- [Dataset rows for apps and sites]
● ● ●

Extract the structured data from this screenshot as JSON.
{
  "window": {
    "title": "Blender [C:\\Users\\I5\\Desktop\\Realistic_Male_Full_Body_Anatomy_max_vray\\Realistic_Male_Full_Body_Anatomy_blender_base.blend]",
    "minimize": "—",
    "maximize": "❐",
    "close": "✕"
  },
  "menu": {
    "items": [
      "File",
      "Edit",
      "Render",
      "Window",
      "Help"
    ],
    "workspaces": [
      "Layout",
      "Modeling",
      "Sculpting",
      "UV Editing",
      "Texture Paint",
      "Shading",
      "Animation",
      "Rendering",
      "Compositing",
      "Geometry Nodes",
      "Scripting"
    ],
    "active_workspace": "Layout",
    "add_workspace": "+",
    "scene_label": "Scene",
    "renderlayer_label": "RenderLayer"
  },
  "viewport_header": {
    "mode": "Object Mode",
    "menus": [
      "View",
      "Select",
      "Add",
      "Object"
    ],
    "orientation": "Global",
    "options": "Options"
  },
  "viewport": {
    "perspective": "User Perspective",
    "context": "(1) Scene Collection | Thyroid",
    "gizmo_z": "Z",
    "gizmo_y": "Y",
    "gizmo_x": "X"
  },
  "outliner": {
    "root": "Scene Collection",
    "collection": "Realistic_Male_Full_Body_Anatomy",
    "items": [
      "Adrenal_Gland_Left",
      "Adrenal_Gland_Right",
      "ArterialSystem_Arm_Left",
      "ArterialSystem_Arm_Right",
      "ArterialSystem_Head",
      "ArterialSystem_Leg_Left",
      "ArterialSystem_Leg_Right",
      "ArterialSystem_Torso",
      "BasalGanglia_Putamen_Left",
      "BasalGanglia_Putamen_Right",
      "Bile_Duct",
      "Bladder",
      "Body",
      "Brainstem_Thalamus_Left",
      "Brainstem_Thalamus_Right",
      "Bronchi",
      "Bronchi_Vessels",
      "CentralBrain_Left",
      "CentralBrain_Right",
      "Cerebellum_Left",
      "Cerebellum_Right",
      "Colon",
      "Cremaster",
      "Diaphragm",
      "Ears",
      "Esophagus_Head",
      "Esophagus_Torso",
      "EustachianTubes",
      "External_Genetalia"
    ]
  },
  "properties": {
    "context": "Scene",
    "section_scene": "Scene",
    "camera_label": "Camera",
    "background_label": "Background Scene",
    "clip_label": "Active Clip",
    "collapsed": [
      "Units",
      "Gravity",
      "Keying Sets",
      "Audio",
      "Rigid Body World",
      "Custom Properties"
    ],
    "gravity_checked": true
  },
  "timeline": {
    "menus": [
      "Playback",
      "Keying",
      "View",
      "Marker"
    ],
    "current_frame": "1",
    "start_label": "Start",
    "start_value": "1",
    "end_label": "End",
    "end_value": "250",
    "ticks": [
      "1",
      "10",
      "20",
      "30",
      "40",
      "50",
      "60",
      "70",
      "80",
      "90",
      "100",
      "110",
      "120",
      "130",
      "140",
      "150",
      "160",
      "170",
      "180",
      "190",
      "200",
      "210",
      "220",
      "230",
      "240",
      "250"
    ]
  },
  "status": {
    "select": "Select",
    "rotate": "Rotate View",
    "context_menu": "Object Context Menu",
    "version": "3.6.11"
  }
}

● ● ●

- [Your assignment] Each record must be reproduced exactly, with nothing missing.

- [Result of the exercise]
Extract the structured data from this screenshot as JSON.
{
  "window": {
    "title": "Blender [C:\\Users\\I5\\Desktop\\Realistic_Male_Full_Body_Anatomy_max_vray\\Realistic_Male_Full_Body_Anatomy_blender_base.blend]",
    "minimize": "—",
    "maximize": "❐",
    "close": "✕"
  },
  "menu": {
    "items": [
      "File",
      "Edit",
      "Render",
      "Window",
      "Help"
    ],
    "workspaces": [
      "Layout",
      "Modeling",
      "Sculpting",
      "UV Editing",
      "Texture Paint",
      "Shading",
      "Animation",
      "Rendering",
      "Compositing",
      "Geometry Nodes",
      "Scripting"
    ],
    "active_workspace": "Layout",
    "add_workspace": "+",
    "scene_label": "Scene",
    "renderlayer_label": "RenderLayer"
  },
  "viewport_header": {
    "mode": "Object Mode",
    "menus": [
      "View",
      "Select",
      "Add",
      "Object"
    ],
    "orientation": "Global",
    "options": "Options"
  },
  "viewport": {
    "perspective": "User Perspective",
    "context": "(1) Scene Collection | Thyroid",
    "gizmo_z": "Z",
    "gizmo_y": "Y",
    "gizmo_x": "X"
  },
  "outliner": {
    "root": "Scene Collection",
    "collection": "Realistic_Male_Full_Body_Anatomy",
    "items": [
      "Adrenal_Gland_Left",
      "Adrenal_Gland_Right",
      "ArterialSystem_Arm_Left",
      "ArterialSystem_Arm_Right",
      "ArterialSystem_Head",
      "ArterialSystem_Leg_Left",
      "ArterialSystem_Leg_Right",
      "ArterialSystem_Torso",
      "BasalGanglia_Putamen_Left",
      "BasalGanglia_Putamen_Right",
      "Bile_Duct",
      "Bladder",
      "Body",
      "Brainstem_Thalamus_Left",
      "Brainstem_Thalamus_Right",
      "Bronchi",
      "Bronchi_Vessels",
      "CentralBrain_Left",
      "CentralBrain_Right",
      "Cerebellum_Left",
      "Cerebellum_Right",
      "Colon",
      "Cremaster",
      "Diaphragm",
      "Ears",
      "Esophagus_Head",
      "Esophagus_Torso",
      "EustachianTubes",
      "External_Genetalia"
    ]
  },
  "properties": {
    "context": "Scene",
    "section_scene": "Scene",
    "camera_label": "Camera",
    "background_label": "Background Scene",
    "clip_label": "Active Clip",
    "collapsed": [
      "Units",
      "Gravity",
      "Keying Sets",
      "Audio",
      "Rigid Body World",
      "Custom Properties"
    ],
    "gravity_checked": true
  },
  "timeline": {
    "menus": [
      "Playback",
      "Keying",
      "View",
      "Marker"
    ],
    "current_frame": "1",
    "start_label": "Start",
    "start_value": "1",
    "end_label": "End",
    "end_value": "250",
    "ticks": [
      "1",
      "10",
      "20",
      "30",
      "40",
      "50",
      "60",
      "70",
      "80",
      "90",
      "100",
      "110",
      "120",
      "130",
      "140",
      "150",
      "160",
      "170",
      "180",
      "190",
      "200",
      "210",
      "220",
      "230",
      "240",
      "250"
    ]
  },
  "status": {
    "select": "Select",
    "rotate": "Rotate View",
    "context_menu": "Object Context Menu",
    "version": "3.6.11"
  }
}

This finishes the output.